Working data >>
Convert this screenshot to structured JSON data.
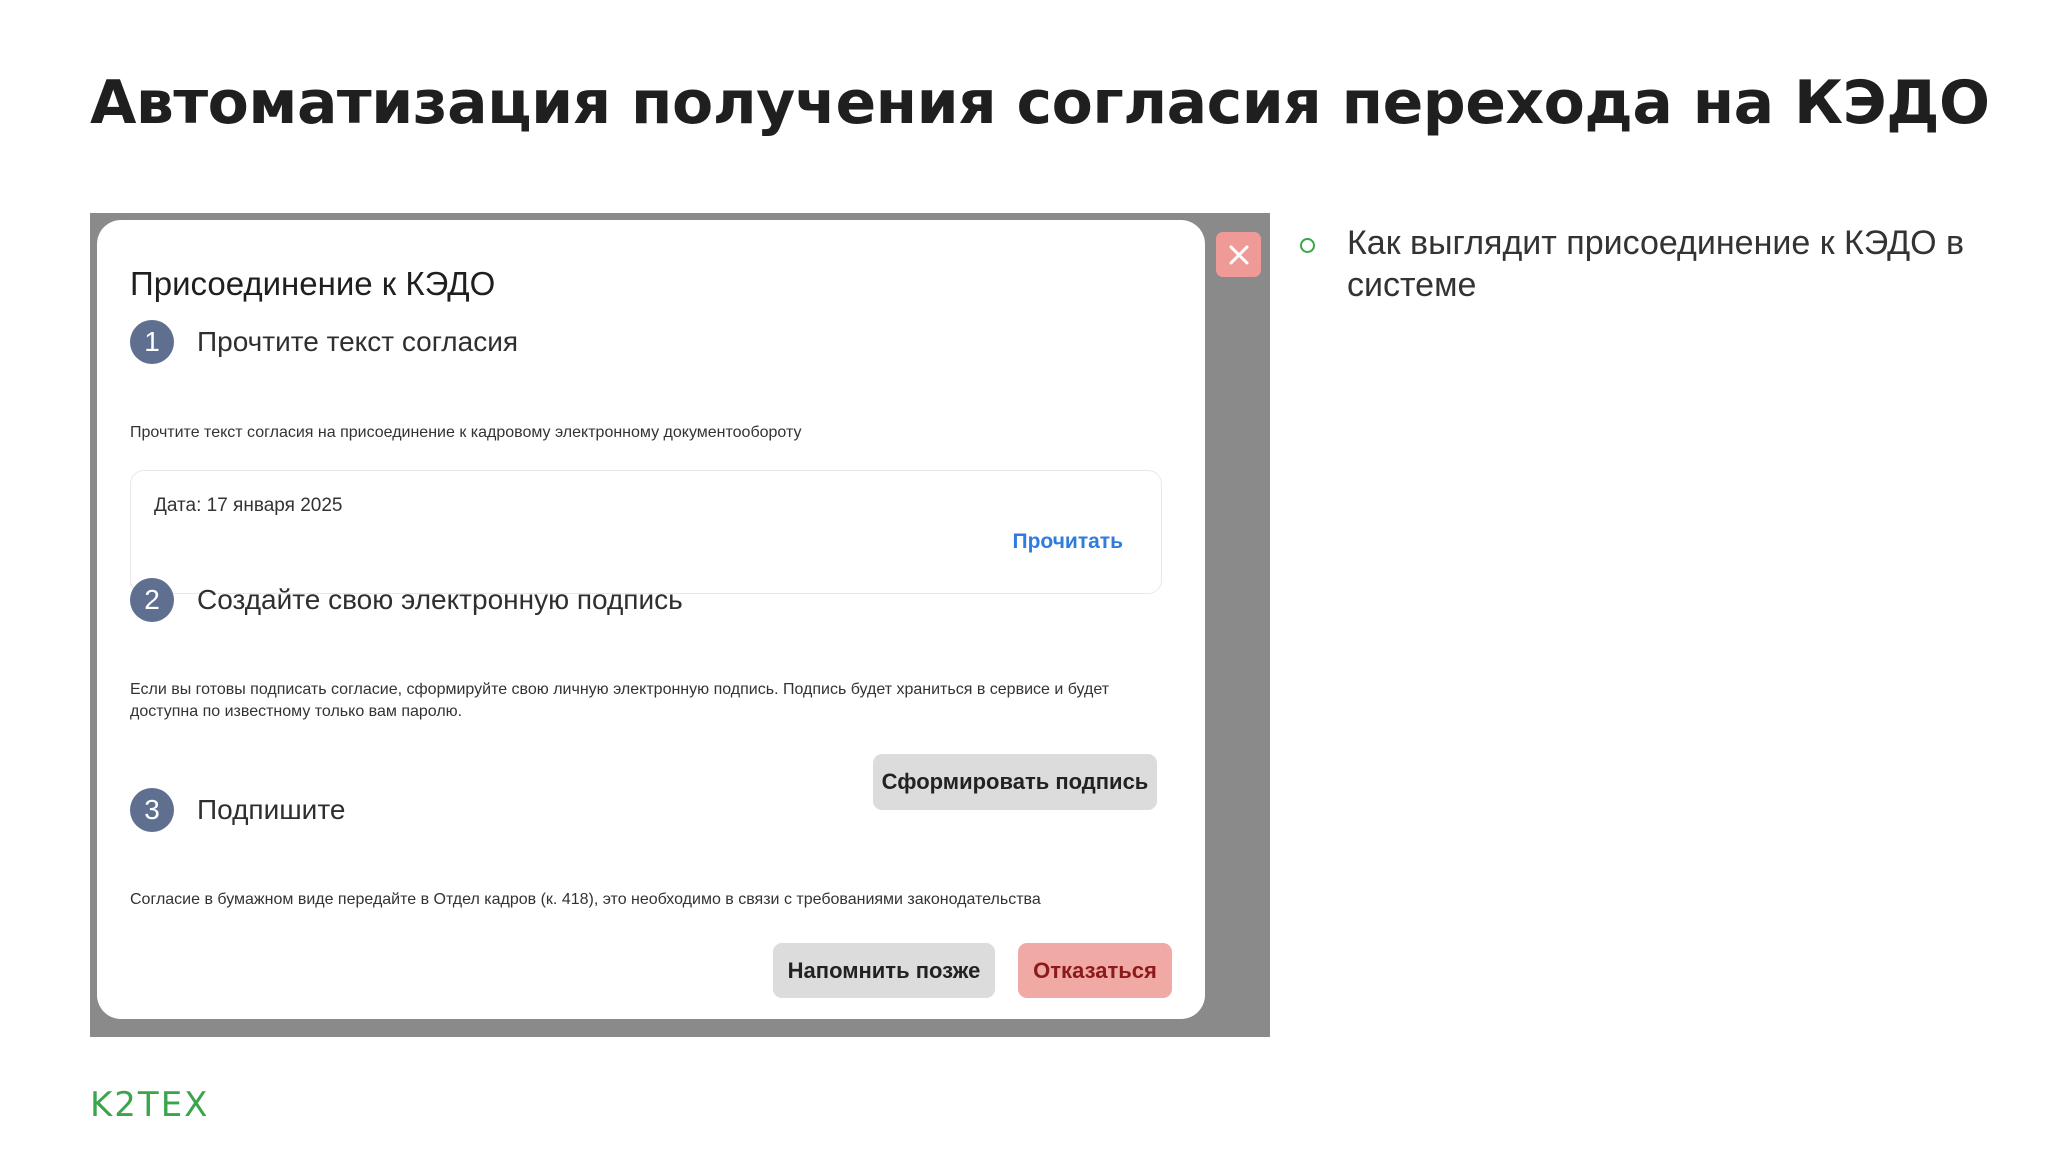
{
  "slide": {
    "title": "Автоматизация получения согласия перехода на КЭДО",
    "bullet": "Как выглядит присоединение к КЭДО в системе",
    "logo": "K2TEX"
  },
  "modal": {
    "title": "Присоединение к КЭДО",
    "close_icon": "close-icon",
    "steps": [
      {
        "number": "1",
        "title": "Прочтите текст согласия",
        "description": "Прочтите текст согласия на присоединение к кадровому электронному документообороту"
      },
      {
        "number": "2",
        "title": "Создайте свою электронную подпись",
        "description": "Если вы готовы подписать согласие, сформируйте свою личную электронную подпись. Подпись будет храниться в сервисе и будет доступна по известному только вам паролю."
      },
      {
        "number": "3",
        "title": "Подпишите",
        "description": "Согласие в бумажном виде передайте в Отдел кадров (к. 418), это необходимо в связи с требованиями законодательства"
      }
    ],
    "document": {
      "date": "Дата: 17 января 2025",
      "read_link": "Прочитать"
    },
    "buttons": {
      "create_signature": "Сформировать подпись",
      "remind_later": "Напомнить позже",
      "decline": "Отказаться"
    }
  },
  "colors": {
    "accent_green": "#3aa64c",
    "step_badge": "#5f6f8f",
    "link_blue": "#2f7be0",
    "decline_bg": "#f1a9a6",
    "close_bg": "#ef9a96",
    "overlay_gray": "#8a8a8a"
  }
}
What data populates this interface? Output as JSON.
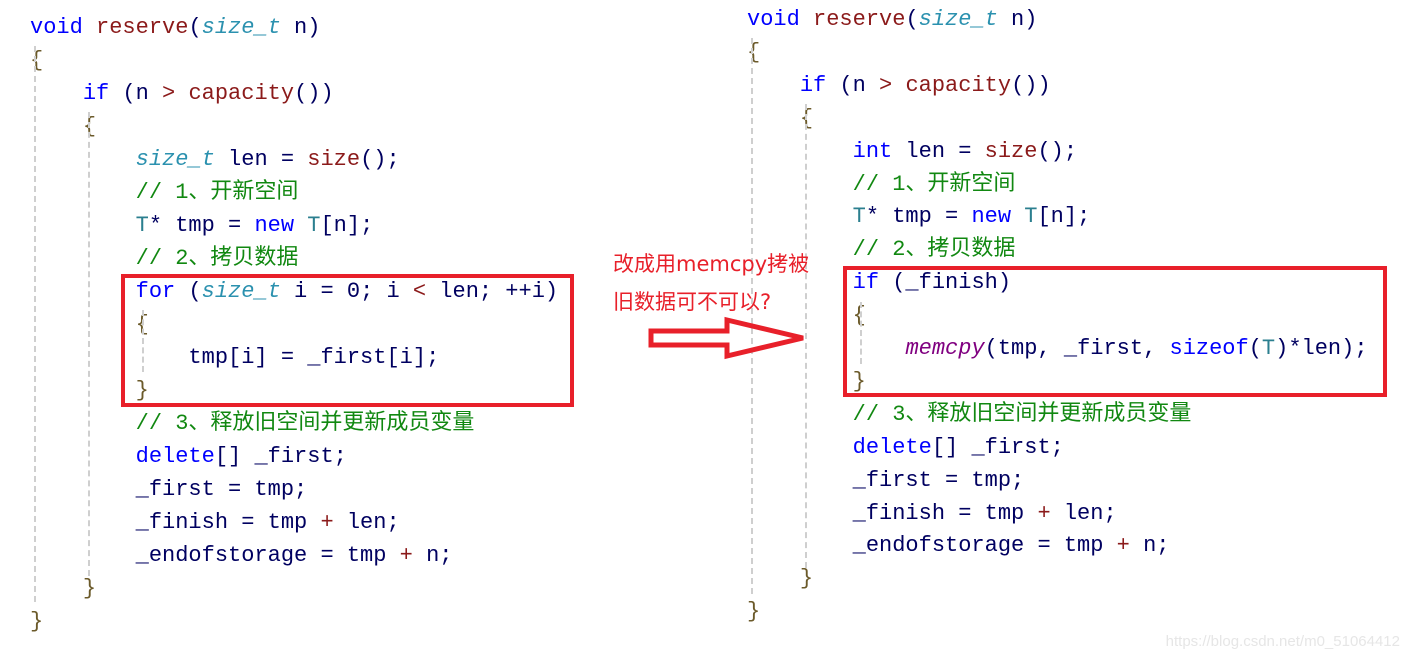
{
  "left_code": {
    "lines": [
      [
        [
          "void ",
          "kw"
        ],
        [
          "reserve",
          "fn"
        ],
        [
          "(",
          ""
        ],
        [
          "size_t",
          "ty"
        ],
        [
          " n)",
          ""
        ]
      ],
      [
        [
          "{",
          "br"
        ]
      ],
      [
        [
          "    ",
          ""
        ],
        [
          "if",
          "kw"
        ],
        [
          " (n ",
          ""
        ],
        [
          ">",
          "op"
        ],
        [
          " ",
          ""
        ],
        [
          "capacity",
          "fn"
        ],
        [
          "())",
          ""
        ]
      ],
      [
        [
          "    ",
          ""
        ],
        [
          "{",
          "br"
        ]
      ],
      [
        [
          "        ",
          ""
        ],
        [
          "size_t",
          "ty"
        ],
        [
          " len = ",
          ""
        ],
        [
          "size",
          "fn"
        ],
        [
          "();",
          ""
        ]
      ],
      [
        [
          "        ",
          ""
        ],
        [
          "// 1、开新空间",
          "cm"
        ]
      ],
      [
        [
          "        ",
          ""
        ],
        [
          "T",
          "tn"
        ],
        [
          "* tmp = ",
          ""
        ],
        [
          "new",
          "kw"
        ],
        [
          " ",
          ""
        ],
        [
          "T",
          "tn"
        ],
        [
          "[n];",
          ""
        ]
      ],
      [
        [
          "        ",
          ""
        ],
        [
          "// 2、拷贝数据",
          "cm"
        ]
      ],
      [
        [
          "        ",
          ""
        ],
        [
          "for",
          "kw"
        ],
        [
          " (",
          ""
        ],
        [
          "size_t",
          "ty"
        ],
        [
          " i = 0; i ",
          ""
        ],
        [
          "<",
          "op"
        ],
        [
          " len; ++i)",
          ""
        ]
      ],
      [
        [
          "        ",
          ""
        ],
        [
          "{",
          "br"
        ]
      ],
      [
        [
          "            tmp[i] = _first[i];",
          ""
        ]
      ],
      [
        [
          "        ",
          ""
        ],
        [
          "}",
          "br"
        ]
      ],
      [
        [
          "        ",
          ""
        ],
        [
          "// 3、释放旧空间并更新成员变量",
          "cm"
        ]
      ],
      [
        [
          "        ",
          ""
        ],
        [
          "delete",
          "kw"
        ],
        [
          "[] _first;",
          ""
        ]
      ],
      [
        [
          "        _first = tmp;",
          ""
        ]
      ],
      [
        [
          "        _finish = tmp ",
          ""
        ],
        [
          "+",
          "op"
        ],
        [
          " len;",
          ""
        ]
      ],
      [
        [
          "        _endofstorage = tmp ",
          ""
        ],
        [
          "+",
          "op"
        ],
        [
          " n;",
          ""
        ]
      ],
      [
        [
          "    ",
          ""
        ],
        [
          "}",
          "br"
        ]
      ],
      [
        [
          "}",
          "br"
        ]
      ]
    ]
  },
  "right_code": {
    "lines": [
      [
        [
          "void ",
          "kw"
        ],
        [
          "reserve",
          "fn"
        ],
        [
          "(",
          ""
        ],
        [
          "size_t",
          "ty"
        ],
        [
          " n)",
          ""
        ]
      ],
      [
        [
          "{",
          "br"
        ]
      ],
      [
        [
          "    ",
          ""
        ],
        [
          "if",
          "kw"
        ],
        [
          " (n ",
          ""
        ],
        [
          ">",
          "op"
        ],
        [
          " ",
          ""
        ],
        [
          "capacity",
          "fn"
        ],
        [
          "())",
          ""
        ]
      ],
      [
        [
          "    ",
          ""
        ],
        [
          "{",
          "br"
        ]
      ],
      [
        [
          "        ",
          ""
        ],
        [
          "int",
          "kw"
        ],
        [
          " len = ",
          ""
        ],
        [
          "size",
          "fn"
        ],
        [
          "();",
          ""
        ]
      ],
      [
        [
          "        ",
          ""
        ],
        [
          "// 1、开新空间",
          "cm"
        ]
      ],
      [
        [
          "        ",
          ""
        ],
        [
          "T",
          "tn"
        ],
        [
          "* tmp = ",
          ""
        ],
        [
          "new",
          "kw"
        ],
        [
          " ",
          ""
        ],
        [
          "T",
          "tn"
        ],
        [
          "[n];",
          ""
        ]
      ],
      [
        [
          "        ",
          ""
        ],
        [
          "// 2、拷贝数据",
          "cm"
        ]
      ],
      [
        [
          "        ",
          ""
        ],
        [
          "if",
          "kw"
        ],
        [
          " (_finish)",
          ""
        ]
      ],
      [
        [
          "        ",
          ""
        ],
        [
          "{",
          "br"
        ]
      ],
      [
        [
          "            ",
          ""
        ],
        [
          "memcpy",
          "mc"
        ],
        [
          "(tmp, _first, ",
          ""
        ],
        [
          "sizeof",
          "kw"
        ],
        [
          "(",
          ""
        ],
        [
          "T",
          "tn"
        ],
        [
          ")*len);",
          ""
        ]
      ],
      [
        [
          "        ",
          ""
        ],
        [
          "}",
          "br"
        ]
      ],
      [
        [
          "        ",
          ""
        ],
        [
          "// 3、释放旧空间并更新成员变量",
          "cm"
        ]
      ],
      [
        [
          "        ",
          ""
        ],
        [
          "delete",
          "kw"
        ],
        [
          "[] _first;",
          ""
        ]
      ],
      [
        [
          "        _first = tmp;",
          ""
        ]
      ],
      [
        [
          "        _finish = tmp ",
          ""
        ],
        [
          "+",
          "op"
        ],
        [
          " len;",
          ""
        ]
      ],
      [
        [
          "        _endofstorage = tmp ",
          ""
        ],
        [
          "+",
          "op"
        ],
        [
          " n;",
          ""
        ]
      ],
      [
        [
          "    ",
          ""
        ],
        [
          "}",
          "br"
        ]
      ],
      [
        [
          "}",
          "br"
        ]
      ]
    ]
  },
  "annotation": {
    "line1": "改成用memcpy拷被",
    "line2": "旧数据可不可以?"
  },
  "watermark": "https://blog.csdn.net/m0_51064412",
  "colors": {
    "highlight_box": "#e8202a",
    "keyword": "#0000ff",
    "comment": "#118811",
    "type": "#2b91af",
    "function": "#8b1a1a"
  }
}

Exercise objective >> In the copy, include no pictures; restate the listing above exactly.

The answer >>
Convert this screenshot to structured JSON data.
{
  "slide": {
    "title": "Автоматизация получения согласия перехода на КЭДО",
    "bullet": "Как выглядит присоединение к КЭДО в системе",
    "logo": "K2TEX"
  },
  "modal": {
    "title": "Присоединение к КЭДО",
    "close_icon": "close-icon",
    "steps": [
      {
        "number": "1",
        "title": "Прочтите текст согласия",
        "description": "Прочтите текст согласия на присоединение к кадровому электронному документообороту"
      },
      {
        "number": "2",
        "title": "Создайте свою электронную подпись",
        "description": "Если вы готовы подписать согласие, сформируйте свою личную электронную подпись. Подпись будет храниться в сервисе и будет доступна по известному только вам паролю."
      },
      {
        "number": "3",
        "title": "Подпишите",
        "description": "Согласие в бумажном виде передайте в Отдел кадров (к. 418), это необходимо в связи с требованиями законодательства"
      }
    ],
    "document": {
      "date": "Дата: 17 января 2025",
      "read_link": "Прочитать"
    },
    "buttons": {
      "create_signature": "Сформировать подпись",
      "remind_later": "Напомнить позже",
      "decline": "Отказаться"
    }
  },
  "colors": {
    "accent_green": "#3aa64c",
    "step_badge": "#5f6f8f",
    "link_blue": "#2f7be0",
    "decline_bg": "#f1a9a6",
    "close_bg": "#ef9a96",
    "overlay_gray": "#8a8a8a"
  }
}
What data populates this interface? Output as JSON.
{
  "left_code": {
    "lines": [
      [
        [
          "void ",
          "kw"
        ],
        [
          "reserve",
          "fn"
        ],
        [
          "(",
          ""
        ],
        [
          "size_t",
          "ty"
        ],
        [
          " n)",
          ""
        ]
      ],
      [
        [
          "{",
          "br"
        ]
      ],
      [
        [
          "    ",
          ""
        ],
        [
          "if",
          "kw"
        ],
        [
          " (n ",
          ""
        ],
        [
          ">",
          "op"
        ],
        [
          " ",
          ""
        ],
        [
          "capacity",
          "fn"
        ],
        [
          "())",
          ""
        ]
      ],
      [
        [
          "    ",
          ""
        ],
        [
          "{",
          "br"
        ]
      ],
      [
        [
          "        ",
          ""
        ],
        [
          "size_t",
          "ty"
        ],
        [
          " len = ",
          ""
        ],
        [
          "size",
          "fn"
        ],
        [
          "();",
          ""
        ]
      ],
      [
        [
          "        ",
          ""
        ],
        [
          "// 1、开新空间",
          "cm"
        ]
      ],
      [
        [
          "        ",
          ""
        ],
        [
          "T",
          "tn"
        ],
        [
          "* tmp = ",
          ""
        ],
        [
          "new",
          "kw"
        ],
        [
          " ",
          ""
        ],
        [
          "T",
          "tn"
        ],
        [
          "[n];",
          ""
        ]
      ],
      [
        [
          "        ",
          ""
        ],
        [
          "// 2、拷贝数据",
          "cm"
        ]
      ],
      [
        [
          "        ",
          ""
        ],
        [
          "for",
          "kw"
        ],
        [
          " (",
          ""
        ],
        [
          "size_t",
          "ty"
        ],
        [
          " i = 0; i ",
          ""
        ],
        [
          "<",
          "op"
        ],
        [
          " len; ++i)",
          ""
        ]
      ],
      [
        [
          "        ",
          ""
        ],
        [
          "{",
          "br"
        ]
      ],
      [
        [
          "            tmp[i] = _first[i];",
          ""
        ]
      ],
      [
        [
          "        ",
          ""
        ],
        [
          "}",
          "br"
        ]
      ],
      [
        [
          "        ",
          ""
        ],
        [
          "// 3、释放旧空间并更新成员变量",
          "cm"
        ]
      ],
      [
        [
          "        ",
          ""
        ],
        [
          "delete",
          "kw"
        ],
        [
          "[] _first;",
          ""
        ]
      ],
      [
        [
          "        _first = tmp;",
          ""
        ]
      ],
      [
        [
          "        _finish = tmp ",
          ""
        ],
        [
          "+",
          "op"
        ],
        [
          " len;",
          ""
        ]
      ],
      [
        [
          "        _endofstorage = tmp ",
          ""
        ],
        [
          "+",
          "op"
        ],
        [
          " n;",
          ""
        ]
      ],
      [
        [
          "    ",
          ""
        ],
        [
          "}",
          "br"
        ]
      ],
      [
        [
          "}",
          "br"
        ]
      ]
    ]
  },
  "right_code": {
    "lines": [
      [
        [
          "void ",
          "kw"
        ],
        [
          "reserve",
          "fn"
        ],
        [
          "(",
          ""
        ],
        [
          "size_t",
          "ty"
        ],
        [
          " n)",
          ""
        ]
      ],
      [
        [
          "{",
          "br"
        ]
      ],
      [
        [
          "    ",
          ""
        ],
        [
          "if",
          "kw"
        ],
        [
          " (n ",
          ""
        ],
        [
          ">",
          "op"
        ],
        [
          " ",
          ""
        ],
        [
          "capacity",
          "fn"
        ],
        [
          "())",
          ""
        ]
      ],
      [
        [
          "    ",
          ""
        ],
        [
          "{",
          "br"
        ]
      ],
      [
        [
          "        ",
          ""
        ],
        [
          "int",
          "kw"
        ],
        [
          " len = ",
          ""
        ],
        [
          "size",
          "fn"
        ],
        [
          "();",
          ""
        ]
      ],
      [
        [
          "        ",
          ""
        ],
        [
          "// 1、开新空间",
          "cm"
        ]
      ],
      [
        [
          "        ",
          ""
        ],
        [
          "T",
          "tn"
        ],
        [
          "* tmp = ",
          ""
        ],
        [
          "new",
          "kw"
        ],
        [
          " ",
          ""
        ],
        [
          "T",
          "tn"
        ],
        [
          "[n];",
          ""
        ]
      ],
      [
        [
          "        ",
          ""
        ],
        [
          "// 2、拷贝数据",
          "cm"
        ]
      ],
      [
        [
          "        ",
          ""
        ],
        [
          "if",
          "kw"
        ],
        [
          " (_finish)",
          ""
        ]
      ],
      [
        [
          "        ",
          ""
        ],
        [
          "{",
          "br"
        ]
      ],
      [
        [
          "            ",
          ""
        ],
        [
          "memcpy",
          "mc"
        ],
        [
          "(tmp, _first, ",
          ""
        ],
        [
          "sizeof",
          "kw"
        ],
        [
          "(",
          ""
        ],
        [
          "T",
          "tn"
        ],
        [
          ")*len);",
          ""
        ]
      ],
      [
        [
          "        ",
          ""
        ],
        [
          "}",
          "br"
        ]
      ],
      [
        [
          "        ",
          ""
        ],
        [
          "// 3、释放旧空间并更新成员变量",
          "cm"
        ]
      ],
      [
        [
          "        ",
          ""
        ],
        [
          "delete",
          "kw"
        ],
        [
          "[] _first;",
          ""
        ]
      ],
      [
        [
          "        _first = tmp;",
          ""
        ]
      ],
      [
        [
          "        _finish = tmp ",
          ""
        ],
        [
          "+",
          "op"
        ],
        [
          " len;",
          ""
        ]
      ],
      [
        [
          "        _endofstorage = tmp ",
          ""
        ],
        [
          "+",
          "op"
        ],
        [
          " n;",
          ""
        ]
      ],
      [
        [
          "    ",
          ""
        ],
        [
          "}",
          "br"
        ]
      ],
      [
        [
          "}",
          "br"
        ]
      ]
    ]
  },
  "annotation": {
    "line1": "改成用memcpy拷被",
    "line2": "旧数据可不可以?"
  },
  "watermark": "https://blog.csdn.net/m0_51064412",
  "colors": {
    "highlight_box": "#e8202a",
    "keyword": "#0000ff",
    "comment": "#118811",
    "type": "#2b91af",
    "function": "#8b1a1a"
  }
}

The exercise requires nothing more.